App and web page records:
★ ★ ★ ★ ★ ★ ★
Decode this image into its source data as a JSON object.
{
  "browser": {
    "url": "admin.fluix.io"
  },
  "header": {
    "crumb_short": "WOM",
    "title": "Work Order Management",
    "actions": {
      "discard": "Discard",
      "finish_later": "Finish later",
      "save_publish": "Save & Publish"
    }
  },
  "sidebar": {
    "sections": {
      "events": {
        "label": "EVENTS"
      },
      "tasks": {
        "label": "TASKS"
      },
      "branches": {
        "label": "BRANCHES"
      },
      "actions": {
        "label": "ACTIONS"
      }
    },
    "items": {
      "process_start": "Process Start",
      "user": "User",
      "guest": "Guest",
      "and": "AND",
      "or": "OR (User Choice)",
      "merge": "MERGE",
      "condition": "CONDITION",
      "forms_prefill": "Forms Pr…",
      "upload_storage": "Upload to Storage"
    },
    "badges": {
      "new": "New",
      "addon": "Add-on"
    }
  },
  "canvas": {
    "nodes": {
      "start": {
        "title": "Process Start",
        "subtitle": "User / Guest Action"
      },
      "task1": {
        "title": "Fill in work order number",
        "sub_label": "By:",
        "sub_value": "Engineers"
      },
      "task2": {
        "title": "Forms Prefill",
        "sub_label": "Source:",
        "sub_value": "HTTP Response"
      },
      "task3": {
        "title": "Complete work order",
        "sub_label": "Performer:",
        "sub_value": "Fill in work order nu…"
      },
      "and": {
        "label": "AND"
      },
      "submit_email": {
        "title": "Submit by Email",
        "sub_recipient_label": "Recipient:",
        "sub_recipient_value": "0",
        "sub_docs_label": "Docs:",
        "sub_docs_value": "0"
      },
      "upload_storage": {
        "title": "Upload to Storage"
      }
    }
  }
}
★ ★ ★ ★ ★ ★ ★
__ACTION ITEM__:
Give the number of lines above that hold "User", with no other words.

__FINISHED TASK__:
3